DATA TO EXAMINE:
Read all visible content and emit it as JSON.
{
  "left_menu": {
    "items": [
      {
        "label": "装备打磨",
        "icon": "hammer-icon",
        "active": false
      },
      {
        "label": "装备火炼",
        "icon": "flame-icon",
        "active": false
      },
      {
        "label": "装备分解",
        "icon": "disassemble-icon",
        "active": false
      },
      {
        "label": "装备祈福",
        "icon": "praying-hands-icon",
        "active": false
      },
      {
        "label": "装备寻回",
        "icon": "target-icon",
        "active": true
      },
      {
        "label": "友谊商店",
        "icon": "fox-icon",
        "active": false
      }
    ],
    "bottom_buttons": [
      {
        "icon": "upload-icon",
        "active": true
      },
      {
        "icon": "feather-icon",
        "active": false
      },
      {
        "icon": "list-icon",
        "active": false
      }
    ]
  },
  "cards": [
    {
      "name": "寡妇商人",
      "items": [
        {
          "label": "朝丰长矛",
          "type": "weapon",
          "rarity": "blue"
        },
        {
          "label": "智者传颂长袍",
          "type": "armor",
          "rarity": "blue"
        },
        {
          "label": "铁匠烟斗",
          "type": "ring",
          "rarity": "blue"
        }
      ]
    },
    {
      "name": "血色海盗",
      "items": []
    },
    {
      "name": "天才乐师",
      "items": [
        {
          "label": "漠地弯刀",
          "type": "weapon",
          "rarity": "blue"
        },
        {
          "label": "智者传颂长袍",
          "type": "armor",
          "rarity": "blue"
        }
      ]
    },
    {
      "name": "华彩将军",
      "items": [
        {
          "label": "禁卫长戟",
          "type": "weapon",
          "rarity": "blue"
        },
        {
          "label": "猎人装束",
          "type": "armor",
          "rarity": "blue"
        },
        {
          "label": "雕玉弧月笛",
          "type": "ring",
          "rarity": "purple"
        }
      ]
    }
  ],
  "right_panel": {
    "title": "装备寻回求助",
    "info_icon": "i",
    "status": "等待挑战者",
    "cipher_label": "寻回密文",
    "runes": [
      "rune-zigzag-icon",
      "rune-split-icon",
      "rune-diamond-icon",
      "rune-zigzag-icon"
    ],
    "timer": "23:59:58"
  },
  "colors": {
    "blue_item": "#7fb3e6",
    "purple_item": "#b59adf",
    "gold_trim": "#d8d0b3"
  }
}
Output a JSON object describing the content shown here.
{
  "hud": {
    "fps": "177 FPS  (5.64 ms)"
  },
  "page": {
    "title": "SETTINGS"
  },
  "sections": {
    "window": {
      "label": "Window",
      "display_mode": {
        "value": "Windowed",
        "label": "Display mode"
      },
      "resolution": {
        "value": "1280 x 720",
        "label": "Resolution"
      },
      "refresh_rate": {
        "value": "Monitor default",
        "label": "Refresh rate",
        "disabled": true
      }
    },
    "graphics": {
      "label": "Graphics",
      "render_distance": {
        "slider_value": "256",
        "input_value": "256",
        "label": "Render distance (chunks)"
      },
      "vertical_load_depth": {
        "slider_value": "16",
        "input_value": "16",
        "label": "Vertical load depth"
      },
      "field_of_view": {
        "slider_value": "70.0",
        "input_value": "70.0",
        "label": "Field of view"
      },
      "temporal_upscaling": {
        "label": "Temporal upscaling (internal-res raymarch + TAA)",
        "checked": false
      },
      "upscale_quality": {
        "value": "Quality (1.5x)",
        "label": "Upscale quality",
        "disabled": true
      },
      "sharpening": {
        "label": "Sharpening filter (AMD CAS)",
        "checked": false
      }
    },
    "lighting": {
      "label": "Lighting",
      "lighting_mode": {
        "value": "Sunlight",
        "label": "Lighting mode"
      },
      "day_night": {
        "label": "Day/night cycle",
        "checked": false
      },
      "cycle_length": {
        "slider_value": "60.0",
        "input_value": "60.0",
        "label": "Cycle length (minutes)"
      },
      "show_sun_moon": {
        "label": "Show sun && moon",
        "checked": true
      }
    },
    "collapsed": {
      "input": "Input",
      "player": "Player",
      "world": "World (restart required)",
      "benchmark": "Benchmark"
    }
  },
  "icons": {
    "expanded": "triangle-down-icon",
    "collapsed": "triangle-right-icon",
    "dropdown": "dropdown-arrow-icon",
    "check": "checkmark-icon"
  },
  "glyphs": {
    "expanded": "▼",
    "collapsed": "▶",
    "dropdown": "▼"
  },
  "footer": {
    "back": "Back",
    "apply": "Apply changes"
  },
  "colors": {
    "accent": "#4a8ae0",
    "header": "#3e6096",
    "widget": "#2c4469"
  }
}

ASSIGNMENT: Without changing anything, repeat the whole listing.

YOUR SOLUTION:
Read all visible content and emit it as JSON.
{
  "left_menu": {
    "items": [
      {
        "label": "装备打磨",
        "icon": "hammer-icon",
        "active": false
      },
      {
        "label": "装备火炼",
        "icon": "flame-icon",
        "active": false
      },
      {
        "label": "装备分解",
        "icon": "disassemble-icon",
        "active": false
      },
      {
        "label": "装备祈福",
        "icon": "praying-hands-icon",
        "active": false
      },
      {
        "label": "装备寻回",
        "icon": "target-icon",
        "active": true
      },
      {
        "label": "友谊商店",
        "icon": "fox-icon",
        "active": false
      }
    ],
    "bottom_buttons": [
      {
        "icon": "upload-icon",
        "active": true
      },
      {
        "icon": "feather-icon",
        "active": false
      },
      {
        "icon": "list-icon",
        "active": false
      }
    ]
  },
  "cards": [
    {
      "name": "寡妇商人",
      "items": [
        {
          "label": "朝丰长矛",
          "type": "weapon",
          "rarity": "blue"
        },
        {
          "label": "智者传颂长袍",
          "type": "armor",
          "rarity": "blue"
        },
        {
          "label": "铁匠烟斗",
          "type": "ring",
          "rarity": "blue"
        }
      ]
    },
    {
      "name": "血色海盗",
      "items": []
    },
    {
      "name": "天才乐师",
      "items": [
        {
          "label": "漠地弯刀",
          "type": "weapon",
          "rarity": "blue"
        },
        {
          "label": "智者传颂长袍",
          "type": "armor",
          "rarity": "blue"
        }
      ]
    },
    {
      "name": "华彩将军",
      "items": [
        {
          "label": "禁卫长戟",
          "type": "weapon",
          "rarity": "blue"
        },
        {
          "label": "猎人装束",
          "type": "armor",
          "rarity": "blue"
        },
        {
          "label": "雕玉弧月笛",
          "type": "ring",
          "rarity": "purple"
        }
      ]
    }
  ],
  "right_panel": {
    "title": "装备寻回求助",
    "info_icon": "i",
    "status": "等待挑战者",
    "cipher_label": "寻回密文",
    "runes": [
      "rune-zigzag-icon",
      "rune-split-icon",
      "rune-diamond-icon",
      "rune-zigzag-icon"
    ],
    "timer": "23:59:58"
  },
  "colors": {
    "blue_item": "#7fb3e6",
    "purple_item": "#b59adf",
    "gold_trim": "#d8d0b3"
  }
}
Output a JSON object describing the content shown here.
{
  "hud": {
    "fps": "177 FPS  (5.64 ms)"
  },
  "page": {
    "title": "SETTINGS"
  },
  "sections": {
    "window": {
      "label": "Window",
      "display_mode": {
        "value": "Windowed",
        "label": "Display mode"
      },
      "resolution": {
        "value": "1280 x 720",
        "label": "Resolution"
      },
      "refresh_rate": {
        "value": "Monitor default",
        "label": "Refresh rate",
        "disabled": true
      }
    },
    "graphics": {
      "label": "Graphics",
      "render_distance": {
        "slider_value": "256",
        "input_value": "256",
        "label": "Render distance (chunks)"
      },
      "vertical_load_depth": {
        "slider_value": "16",
        "input_value": "16",
        "label": "Vertical load depth"
      },
      "field_of_view": {
        "slider_value": "70.0",
        "input_value": "70.0",
        "label": "Field of view"
      },
      "temporal_upscaling": {
        "label": "Temporal upscaling (internal-res raymarch + TAA)",
        "checked": false
      },
      "upscale_quality": {
        "value": "Quality (1.5x)",
        "label": "Upscale quality",
        "disabled": true
      },
      "sharpening": {
        "label": "Sharpening filter (AMD CAS)",
        "checked": false
      }
    },
    "lighting": {
      "label": "Lighting",
      "lighting_mode": {
        "value": "Sunlight",
        "label": "Lighting mode"
      },
      "day_night": {
        "label": "Day/night cycle",
        "checked": false
      },
      "cycle_length": {
        "slider_value": "60.0",
        "input_value": "60.0",
        "label": "Cycle length (minutes)"
      },
      "show_sun_moon": {
        "label": "Show sun && moon",
        "checked": true
      }
    },
    "collapsed": {
      "input": "Input",
      "player": "Player",
      "world": "World (restart required)",
      "benchmark": "Benchmark"
    }
  },
  "icons": {
    "expanded": "triangle-down-icon",
    "collapsed": "triangle-right-icon",
    "dropdown": "dropdown-arrow-icon",
    "check": "checkmark-icon"
  },
  "glyphs": {
    "expanded": "▼",
    "collapsed": "▶",
    "dropdown": "▼"
  },
  "footer": {
    "back": "Back",
    "apply": "Apply changes"
  },
  "colors": {
    "accent": "#4a8ae0",
    "header": "#3e6096",
    "widget": "#2c4469"
  }
}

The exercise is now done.